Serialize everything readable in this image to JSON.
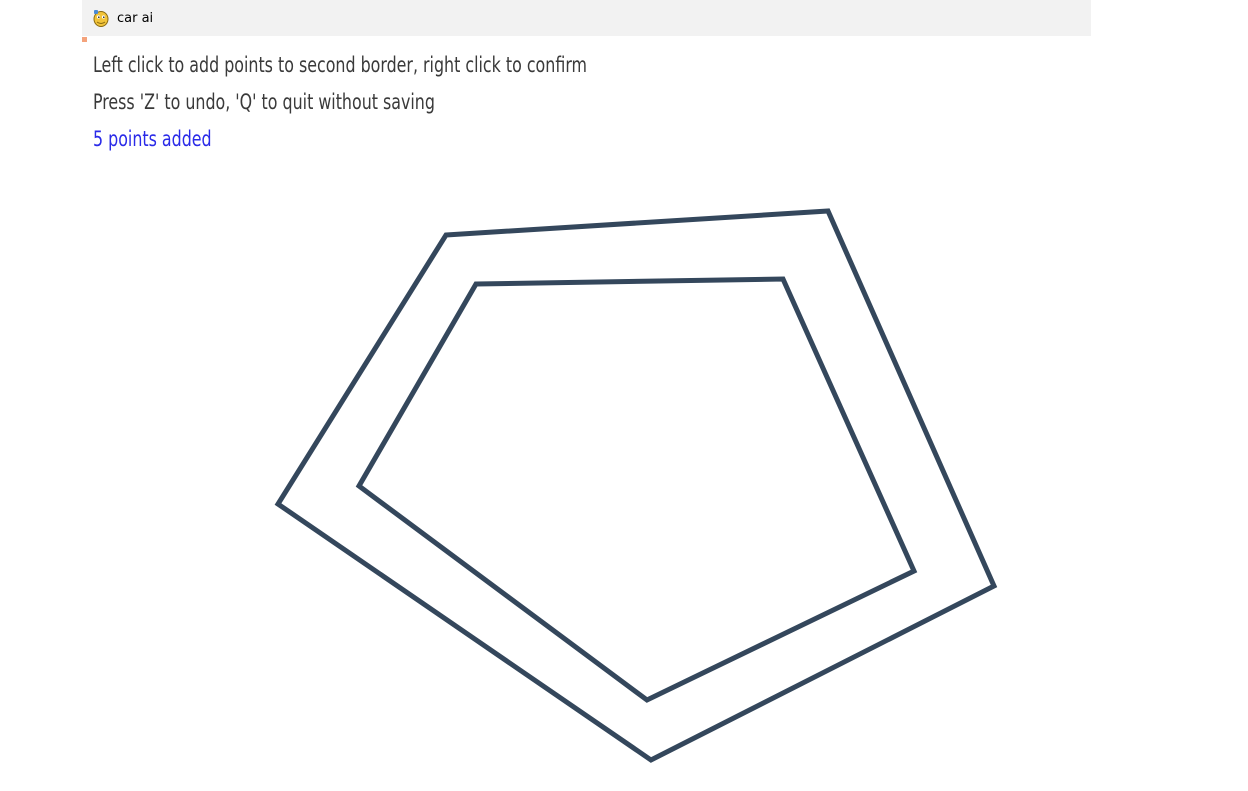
{
  "window": {
    "title": "car ai",
    "icon": "pygame-snake-icon"
  },
  "instructions": {
    "line1": "Left click to add points to second border, right click to confirm",
    "line2": "Press 'Z' to undo, 'Q' to quit without saving",
    "status": "5 points added"
  },
  "colors": {
    "border_stroke": "#34475c",
    "status_text": "#2a2ae8",
    "instruction_text": "#3a3a3a",
    "titlebar_bg": "#f2f2f2"
  }
}
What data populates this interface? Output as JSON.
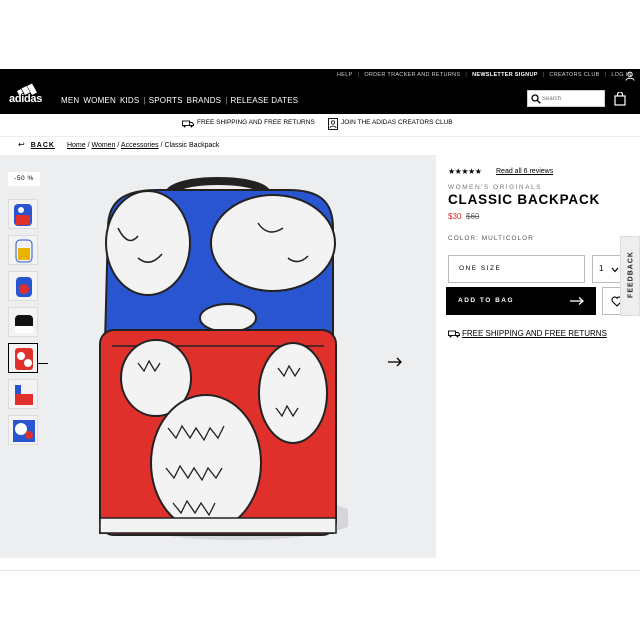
{
  "header": {
    "brand": "adidas",
    "utility_links": [
      "HELP",
      "ORDER TRACKER AND RETURNS",
      "NEWSLETTER SIGNUP",
      "CREATORS CLUB",
      "LOG IN"
    ],
    "nav_left": [
      "MEN",
      "WOMEN",
      "KIDS"
    ],
    "nav_right": [
      "SPORTS",
      "BRANDS",
      "RELEASE DATES"
    ],
    "search_placeholder": "Search"
  },
  "promo": {
    "shipping": "FREE SHIPPING AND FREE RETURNS",
    "club": "JOIN THE ADIDAS CREATORS CLUB"
  },
  "breadcrumb": {
    "back": "BACK",
    "items": [
      "Home",
      "Women",
      "Accessories"
    ],
    "current": "Classic Backpack"
  },
  "gallery": {
    "badge": "-50 %",
    "thumbnail_count": 7,
    "selected_thumbnail": 5
  },
  "product": {
    "rating_stars": "★★★★★",
    "reviews_link": "Read all 6 reviews",
    "category": "WOMEN'S ORIGINALS",
    "title": "CLASSIC BACKPACK",
    "price_now": "$30",
    "price_old": "$60",
    "color": "COLOR: MULTICOLOR",
    "size": "ONE SIZE",
    "quantity": "1",
    "add_to_bag": "ADD TO BAG",
    "shipping_link": "FREE SHIPPING AND FREE RETURNS"
  },
  "feedback_tab": "FEEDBACK",
  "colors": {
    "header_bg": "#000000",
    "gallery_bg": "#edeef0",
    "sale_price": "#dd2222",
    "bag_blue": "#2a55d0",
    "bag_red": "#e0302c"
  }
}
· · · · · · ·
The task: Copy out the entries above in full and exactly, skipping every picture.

Solved exercise:
Serialize everything readable in this image to JSON.
{
  "window": {
    "title": "car ai",
    "icon": "pygame-snake-icon"
  },
  "instructions": {
    "line1": "Left click to add points to second border, right click to confirm",
    "line2": "Press 'Z' to undo, 'Q' to quit without saving",
    "status": "5 points added"
  },
  "colors": {
    "border_stroke": "#34475c",
    "status_text": "#2a2ae8",
    "instruction_text": "#3a3a3a",
    "titlebar_bg": "#f2f2f2"
  }
}
What data populates this interface? Output as JSON.
{
  "header": {
    "brand": "adidas",
    "utility_links": [
      "HELP",
      "ORDER TRACKER AND RETURNS",
      "NEWSLETTER SIGNUP",
      "CREATORS CLUB",
      "LOG IN"
    ],
    "nav_left": [
      "MEN",
      "WOMEN",
      "KIDS"
    ],
    "nav_right": [
      "SPORTS",
      "BRANDS",
      "RELEASE DATES"
    ],
    "search_placeholder": "Search"
  },
  "promo": {
    "shipping": "FREE SHIPPING AND FREE RETURNS",
    "club": "JOIN THE ADIDAS CREATORS CLUB"
  },
  "breadcrumb": {
    "back": "BACK",
    "items": [
      "Home",
      "Women",
      "Accessories"
    ],
    "current": "Classic Backpack"
  },
  "gallery": {
    "badge": "-50 %",
    "thumbnail_count": 7,
    "selected_thumbnail": 5
  },
  "product": {
    "rating_stars": "★★★★★",
    "reviews_link": "Read all 6 reviews",
    "category": "WOMEN'S ORIGINALS",
    "title": "CLASSIC BACKPACK",
    "price_now": "$30",
    "price_old": "$60",
    "color": "COLOR: MULTICOLOR",
    "size": "ONE SIZE",
    "quantity": "1",
    "add_to_bag": "ADD TO BAG",
    "shipping_link": "FREE SHIPPING AND FREE RETURNS"
  },
  "feedback_tab": "FEEDBACK",
  "colors": {
    "header_bg": "#000000",
    "gallery_bg": "#edeef0",
    "sale_price": "#dd2222",
    "bag_blue": "#2a55d0",
    "bag_red": "#e0302c"
  }
}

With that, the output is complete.